Movie Review: Hercules (2014)
Hercules Hercules Hercules!
We hear this chant several times in Brett Ratner’s “Hercules,” starring Dwayne “The Rock” Johnson, and I laughed every time. Because Eddie Murphy. He’s completely ruined this word for me—for the better—as Steve Martin did with the word Oklahoma ... Oklahoma Oklahoma!
Or did “Hercules” come to us ruined?
He’s never exactly been an A-list character, has he? He gets played by musclemen who don’t have a wide range of talent: Steve Reeves, Lou Ferrigno, Kevin Sorbo. We like our 20th century updates of Hercules—Superman, Conan, Hulk—better than the ancient Greek myth, which, after all, is ancient, and Greek, and mythy.
Ratner’s version doesn’t begin badly because it takes apart the myth. “You think you know the truth about him?” a voiceover asks. “You know nothing.” We think the voice is addressing us, but it’s actually the voice of Ioalus (Reece Ritchie), Herc’s nephew and chief storyteller, who is being held captive by some scummy pirate or something. And the story Ioalus tells? Of Hercules’ 12 labors? Of being a demi-God and the son of Zeus? It’s bullshit. The myth is the myth, and Ioalus is the first P.R. man in history. Sure, Herc is big and strong, and each of the 12 labors is based on something, but they’ve been greatly exaggerated to instill fear in tyrants.

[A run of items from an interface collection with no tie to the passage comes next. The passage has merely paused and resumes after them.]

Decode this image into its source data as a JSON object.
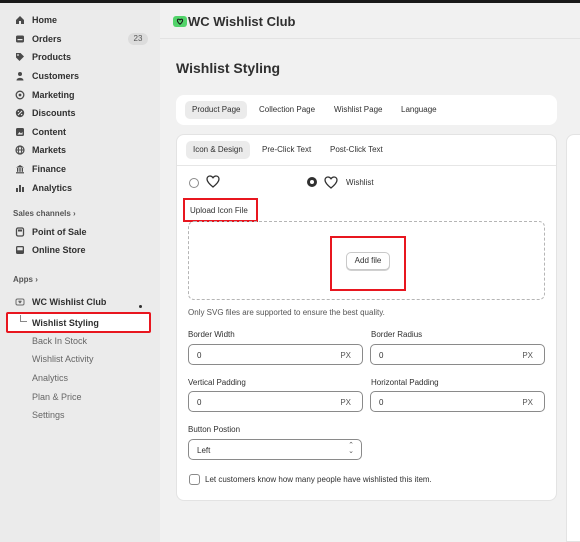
{
  "sidebar": {
    "nav": [
      {
        "label": "Home",
        "icon": "home-icon"
      },
      {
        "label": "Orders",
        "icon": "orders-icon",
        "badge": "23"
      },
      {
        "label": "Products",
        "icon": "tag-icon"
      },
      {
        "label": "Customers",
        "icon": "person-icon"
      },
      {
        "label": "Marketing",
        "icon": "target-icon"
      },
      {
        "label": "Discounts",
        "icon": "discount-icon"
      },
      {
        "label": "Content",
        "icon": "content-icon"
      },
      {
        "label": "Markets",
        "icon": "globe-icon"
      },
      {
        "label": "Finance",
        "icon": "bank-icon"
      },
      {
        "label": "Analytics",
        "icon": "bar-chart-icon"
      }
    ],
    "sales_channels_heading": "Sales channels",
    "sales_channels": [
      {
        "label": "Point of Sale",
        "icon": "pos-icon"
      },
      {
        "label": "Online Store",
        "icon": "store-icon"
      }
    ],
    "apps_heading": "Apps",
    "app_name": "WC Wishlist Club",
    "app_subitems": [
      "Wishlist Styling",
      "Back In Stock",
      "Wishlist Activity",
      "Analytics",
      "Plan & Price",
      "Settings"
    ]
  },
  "header": {
    "app_title": "WC Wishlist Club"
  },
  "page": {
    "title": "Wishlist Styling",
    "tabs": [
      "Product Page",
      "Collection Page",
      "Wishlist Page",
      "Language"
    ],
    "subtabs": [
      "Icon & Design",
      "Pre-Click Text",
      "Post-Click Text"
    ],
    "option_label": "Wishlist",
    "upload_label": "Upload Icon File",
    "add_file": "Add file",
    "hint": "Only SVG files are supported to ensure the best quality.",
    "fields": {
      "border_width": {
        "label": "Border Width",
        "value": "0",
        "unit": "PX"
      },
      "border_radius": {
        "label": "Border Radius",
        "value": "0",
        "unit": "PX"
      },
      "vertical_padding": {
        "label": "Vertical Padding",
        "value": "0",
        "unit": "PX"
      },
      "horizontal_padding": {
        "label": "Horizontal Padding",
        "value": "0",
        "unit": "PX"
      }
    },
    "button_position": {
      "label": "Button Postion",
      "value": "Left"
    },
    "checkbox_label": "Let customers know how many people have wishlisted this item."
  },
  "colors": {
    "highlight": "#e8161f",
    "app_logo": "#52d36a"
  }
}
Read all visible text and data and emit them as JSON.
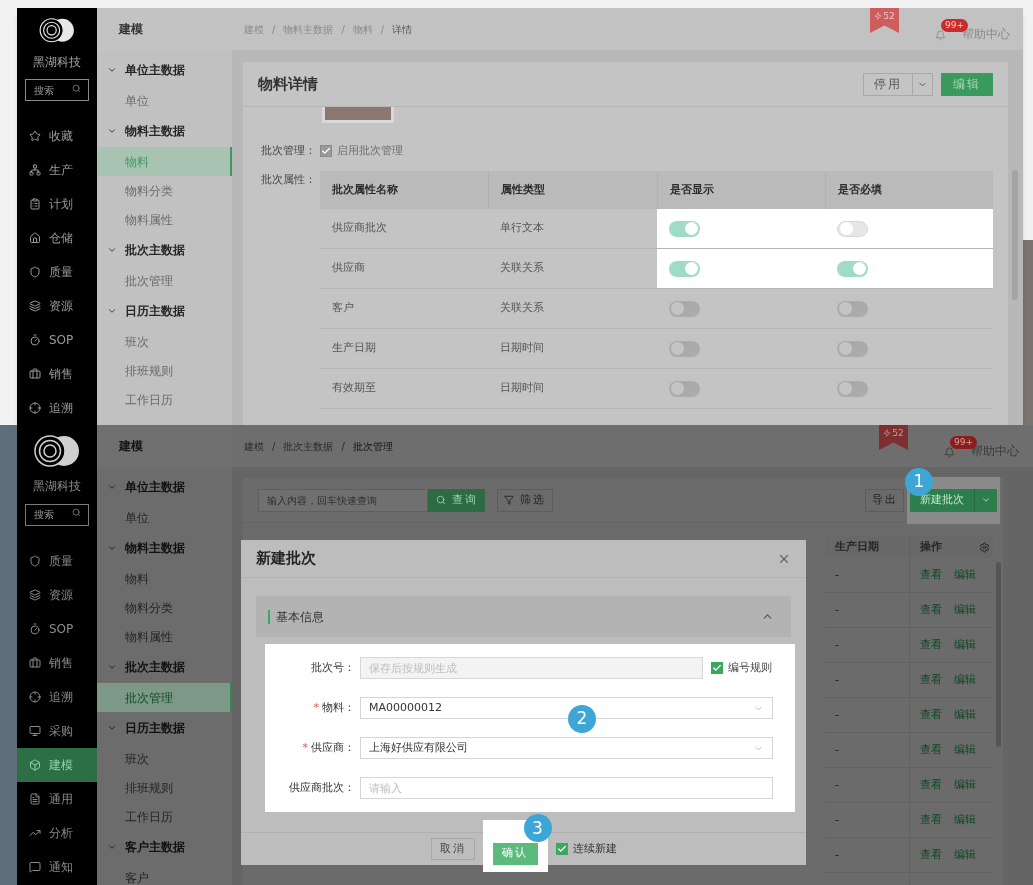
{
  "detail_screen": {
    "sidebar": {
      "brand": "黑湖科技",
      "search_placeholder": "搜索",
      "items": [
        {
          "label": "收藏",
          "selected": false
        },
        {
          "label": "生产",
          "selected": false
        },
        {
          "label": "计划",
          "selected": false
        },
        {
          "label": "仓储",
          "selected": false
        },
        {
          "label": "质量",
          "selected": false
        },
        {
          "label": "资源",
          "selected": false
        },
        {
          "label": "SOP",
          "selected": false
        },
        {
          "label": "销售",
          "selected": false
        },
        {
          "label": "追溯",
          "selected": false
        }
      ]
    },
    "nav": {
      "title": "建模",
      "groups": [
        {
          "label": "单位主数据",
          "expanded": true,
          "items": [
            {
              "label": "单位",
              "selected": false
            }
          ]
        },
        {
          "label": "物料主数据",
          "expanded": true,
          "items": [
            {
              "label": "物料",
              "selected": true
            },
            {
              "label": "物料分类",
              "selected": false
            },
            {
              "label": "物料属性",
              "selected": false
            }
          ]
        },
        {
          "label": "批次主数据",
          "expanded": true,
          "items": [
            {
              "label": "批次管理",
              "selected": false
            }
          ]
        },
        {
          "label": "日历主数据",
          "expanded": true,
          "items": [
            {
              "label": "班次",
              "selected": false
            },
            {
              "label": "排班规则",
              "selected": false
            },
            {
              "label": "工作日历",
              "selected": false
            }
          ]
        }
      ]
    },
    "header": {
      "breadcrumb": [
        "建模",
        "物料主数据",
        "物料",
        "详情"
      ],
      "separator": "/",
      "ribbon": "52",
      "notification_badge": "99+",
      "help": "帮助中心"
    },
    "card": {
      "title": "物料详情",
      "disable_button": "停用",
      "edit_button": "编辑",
      "batch_management": {
        "label": "批次管理：",
        "checked": true,
        "text": "启用批次管理"
      },
      "batch_attributes": {
        "label": "批次属性：",
        "columns": [
          "批次属性名称",
          "属性类型",
          "是否显示",
          "是否必填"
        ],
        "rows": [
          {
            "name": "供应商批次",
            "type": "单行文本",
            "show": true,
            "required": false,
            "highlighted": true
          },
          {
            "name": "供应商",
            "type": "关联关系",
            "show": true,
            "required": true,
            "highlighted": true
          },
          {
            "name": "客户",
            "type": "关联关系",
            "show": false,
            "required": false,
            "highlighted": false
          },
          {
            "name": "生产日期",
            "type": "日期时间",
            "show": false,
            "required": false,
            "highlighted": false
          },
          {
            "name": "有效期至",
            "type": "日期时间",
            "show": false,
            "required": false,
            "highlighted": false
          }
        ]
      }
    }
  },
  "list_screen": {
    "sidebar": {
      "brand": "黑湖科技",
      "search_placeholder": "搜索",
      "items": [
        {
          "label": "质量",
          "selected": false
        },
        {
          "label": "资源",
          "selected": false
        },
        {
          "label": "SOP",
          "selected": false
        },
        {
          "label": "销售",
          "selected": false
        },
        {
          "label": "追溯",
          "selected": false
        },
        {
          "label": "采购",
          "selected": false
        },
        {
          "label": "建模",
          "selected": true
        },
        {
          "label": "通用",
          "selected": false
        },
        {
          "label": "分析",
          "selected": false
        },
        {
          "label": "通知",
          "selected": false
        }
      ]
    },
    "nav": {
      "title": "建模",
      "groups": [
        {
          "label": "单位主数据",
          "expanded": true,
          "items": [
            {
              "label": "单位",
              "selected": false
            }
          ]
        },
        {
          "label": "物料主数据",
          "expanded": true,
          "items": [
            {
              "label": "物料",
              "selected": false
            },
            {
              "label": "物料分类",
              "selected": false
            },
            {
              "label": "物料属性",
              "selected": false
            }
          ]
        },
        {
          "label": "批次主数据",
          "expanded": true,
          "items": [
            {
              "label": "批次管理",
              "selected": true
            }
          ]
        },
        {
          "label": "日历主数据",
          "expanded": true,
          "items": [
            {
              "label": "班次",
              "selected": false
            },
            {
              "label": "排班规则",
              "selected": false
            },
            {
              "label": "工作日历",
              "selected": false
            }
          ]
        },
        {
          "label": "客户主数据",
          "expanded": true,
          "items": [
            {
              "label": "客户",
              "selected": false
            }
          ]
        }
      ]
    },
    "header": {
      "breadcrumb": [
        "建模",
        "批次主数据",
        "批次管理"
      ],
      "separator": "/",
      "ribbon": "52",
      "notification_badge": "99+",
      "help": "帮助中心"
    },
    "toolbar": {
      "search_placeholder": "输入内容，回车快速查询",
      "search_button": "查询",
      "filter_button": "筛选",
      "export_button": "导出",
      "create_button": "新建批次",
      "create_step": "1"
    },
    "table": {
      "columns": [
        "生产日期",
        "操作"
      ],
      "rows": [
        {
          "date": "-",
          "actions": [
            "查看",
            "编辑"
          ]
        },
        {
          "date": "-",
          "actions": [
            "查看",
            "编辑"
          ]
        },
        {
          "date": "-",
          "actions": [
            "查看",
            "编辑"
          ]
        },
        {
          "date": "-",
          "actions": [
            "查看",
            "编辑"
          ]
        },
        {
          "date": "-",
          "actions": [
            "查看",
            "编辑"
          ]
        },
        {
          "date": "-",
          "actions": [
            "查看",
            "编辑"
          ]
        },
        {
          "date": "-",
          "actions": [
            "查看",
            "编辑"
          ]
        },
        {
          "date": "-",
          "actions": [
            "查看",
            "编辑"
          ]
        },
        {
          "date": "-",
          "actions": [
            "查看",
            "编辑"
          ]
        }
      ]
    },
    "modal": {
      "title": "新建批次",
      "section": "基本信息",
      "section_expanded": true,
      "form_step": "2",
      "required_mark": "*",
      "fields": [
        {
          "kind": "input",
          "label": "批次号：",
          "required": false,
          "disabled": true,
          "placeholder": "保存后按规则生成",
          "checkbox": {
            "label": "编号规则",
            "checked": true
          }
        },
        {
          "kind": "select",
          "label": "物料：",
          "required": true,
          "value": "MA00000012"
        },
        {
          "kind": "select",
          "label": "供应商：",
          "required": true,
          "value": "上海好供应有限公司"
        },
        {
          "kind": "input",
          "label": "供应商批次：",
          "required": false,
          "disabled": false,
          "placeholder": "请输入"
        }
      ],
      "cancel_button": "取消",
      "confirm_button": "确认",
      "confirm_step": "3",
      "continue_checkbox": {
        "label": "连续新建",
        "checked": true
      }
    }
  }
}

Who is Hercules really? He’s a former orphan and a former general who’s now a mercenary—a man who leads a team of experts:
- Autolycus (Rufus Sewell), the right-hand man
- Amphiaraus (Ian McShane), the seer
- Tydeus (Aksel Hennie), the crazy mute
- Atalanta (Ingrid Bolsø Berdal), the tough chick/archer
We see them in action once, and then in repose; and then they’re hired by Ergenia (Rebecca Ferguson), daughter of the embattled Lord Cotys (John Hurt), whose kingdom is being threatened by the rebel demon Rhesus (Tobias Satelmann), who ravages villages and leaves a stream of refugees in his wake. Herc takes the gig. He trains Cotys’ men into a strong army. And off they go—too early, in Hercules’ mind—to fight.
In the first battle they’re ambushed by bald men, painted green, who come out of the ground and attack with fury. They’re like the zombies in “World War Z,” and Herc and everyone win in the end ... but just barely. So, more training. Who were these green men? The villagers themselves that they were supposed to save? Did Rhesus do something to them to make them bald? Or green? I never quite got it.
At this point, and even earlier, we have two options as to where the movie’s going to go:
- Herc and his team will lose badly to Rhesus, be forced to regroup, and come back and win in the last act.
- It’s a trap. Cotys is a tyrant, and Herc is training the men he will have to fight in the end.
I suspected No. 2. Mostly because Cotys’ right-hand man, Sitacles, is played by Peter Mullan, who’s played villains in “Red Riding” and “Top of the Lake” and pretty much everything. You’d have to be a fool to trust that guy.
Which turns out to be the case. In the second battle, against Rhesus himself, who is simply a tall, blond, handsome dude, the battle ends quickly in Herc’s favor. But in the aftermath at Cotys’ castle, it’s all quickly revealed: Cotys, Sitacles, they’re dicks. The refugees? Cotys’ fault. Ergenia? Forced to fool Herc because Cotys threatened the life of her son—the true king. But Cotys isn’t a fool. He offers Herc a generalship, and, when this is declined, he simply pays him and lets him leave. But Herc can’t. He has to do what’s right. And in doing so—after being captured, chained, yadda yadda, and after Autolycus does the Han Solo thing by abandoning him but returning for the decisive blow—Herc becomes more than a man. He becomes more than his P.R. He lives up to the whatever.
Ratner, in other words, takes apart the myth in order to redeliver the myth. We’re too smart for the wish-fulfillment fantasy but we’re too weak to not want it.
Even so, beats hell out of “300.”